  36. Mele, D. (2009). Current Trends of Humanism in Business. In: H. Spitzeck, M. Pirson, W. Amann, S. Khan and E. von Kimakowitz (eds.), Humanism in Business: Perspectives on the Development of a Responsible Business Society. Cambridge, UK: Cambridge University Press.Google Scholar
  37. Muth, M. M. and L. Donaldson (1998). “Stewardship Theory and Board Structure: a contingency approach.” Corporate Governance: An International Review 6(1): 5-29.CrossRefGoogle Scholar
  38. Nicholls, A. (2006). Introduction. Social Entrepreneurship- new models of sustainable social change. A. Nicholls. Oxford, Oxford University Press.Google Scholar
  39. Nida-Ruemelin, J. (2009). Philosophical Grounds of Humanism in Economics. In: H. Spitzeck, M. Pirson, W. Amann, S. Khan and E. von Kimakowitz (eds.), Humanism in Business: Perspectives on the Development of a Responsible Business Society. Cambridge, UK, Cambridge University Press.Google Scholar
  40. Pfeffer, J. and J. F. Veiga (1999). “Putting people first for organizational success.” Academy of Management Executive 13(2): 37-48.Google Scholar
  41. Porter, M. and M. Kramer (2006). “Strategy and Society: The Link between competitive advantage and corporate social responsibility.” Harvard Business Review 84(12):78-92.Google Scholar
  42. Prahalad, C. K. (2005). The Fortune at the Bottom of the Pyramid: Eradicating Poverty Through Profits. Wharton School Publishing.Google Scholar
  43. Rangan, K.: 1993, The Aravind Eye Hospital, Madurai, India: In Service for Sight. H. c. 9-593-098. Harvard Business School Publishing.Google Scholar
  44. Sharp Paine, L. (2003). Value Shift: Why Companies Must Merge Social and Financial Imperatives to Achieve Superior Performance. McGraw Hill, New York.Google Scholar
  45. Simon, H. A. (1979). “Rational Decision Making in Business Organizations.” American Economic Review 69: 493-513.Google Scholar
  46. Simon, H. A. (1982). Models of Bounded Rationality. Cambridge, MA, MIT Press.Google Scholar
  47. Tichy, N. and W. Bennis (2007). Judgment: How Winning Leaders Make Great Calls. New York, Penguin Group.Google Scholar
  48. Tyler, T. R.: 2006, Social Justice Research. S. f. S. o. Justice. Cambridge, MA.Google Scholar
  49. Yunus, M. (2009). Social Entrepreneurs are the Solution. Humanism in Business: Perspectives on the Development of a Responsible Business Society. H. Spitzeck, M. Pirson, W. Amann, S. Khan and E. von Kimakowitz. Cambridge, UK, Cambridge University Press.Google Scholar
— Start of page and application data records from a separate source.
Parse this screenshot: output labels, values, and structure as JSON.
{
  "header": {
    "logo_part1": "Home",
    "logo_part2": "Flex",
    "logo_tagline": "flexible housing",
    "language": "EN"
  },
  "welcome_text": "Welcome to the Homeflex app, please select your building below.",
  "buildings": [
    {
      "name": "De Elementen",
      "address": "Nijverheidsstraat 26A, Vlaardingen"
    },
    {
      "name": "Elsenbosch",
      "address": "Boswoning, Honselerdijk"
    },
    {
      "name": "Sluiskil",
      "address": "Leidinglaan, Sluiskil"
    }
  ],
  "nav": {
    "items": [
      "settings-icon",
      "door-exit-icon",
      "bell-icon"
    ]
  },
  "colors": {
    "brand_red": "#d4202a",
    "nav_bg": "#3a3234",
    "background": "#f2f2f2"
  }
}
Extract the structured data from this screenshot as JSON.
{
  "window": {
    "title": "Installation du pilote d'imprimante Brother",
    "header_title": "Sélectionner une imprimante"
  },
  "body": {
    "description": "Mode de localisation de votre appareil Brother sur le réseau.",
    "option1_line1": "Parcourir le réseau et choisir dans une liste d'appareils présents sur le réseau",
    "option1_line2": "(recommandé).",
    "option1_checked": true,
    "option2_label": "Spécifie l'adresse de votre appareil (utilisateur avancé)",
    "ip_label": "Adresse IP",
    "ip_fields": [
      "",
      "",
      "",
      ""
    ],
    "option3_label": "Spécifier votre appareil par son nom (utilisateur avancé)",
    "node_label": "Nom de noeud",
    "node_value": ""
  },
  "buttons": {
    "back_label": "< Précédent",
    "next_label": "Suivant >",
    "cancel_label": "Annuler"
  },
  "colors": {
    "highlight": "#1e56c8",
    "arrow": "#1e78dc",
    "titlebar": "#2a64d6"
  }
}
Copyright information

© Springer Science+Business Media B.V. 2009

Authors and Affiliations

  1. 1.Graduate School of Business, Fordham UniversityNew YorkU.S.A.
  2. 2.Harvard Business SchoolBostonU.S.A.

Personalised recommendations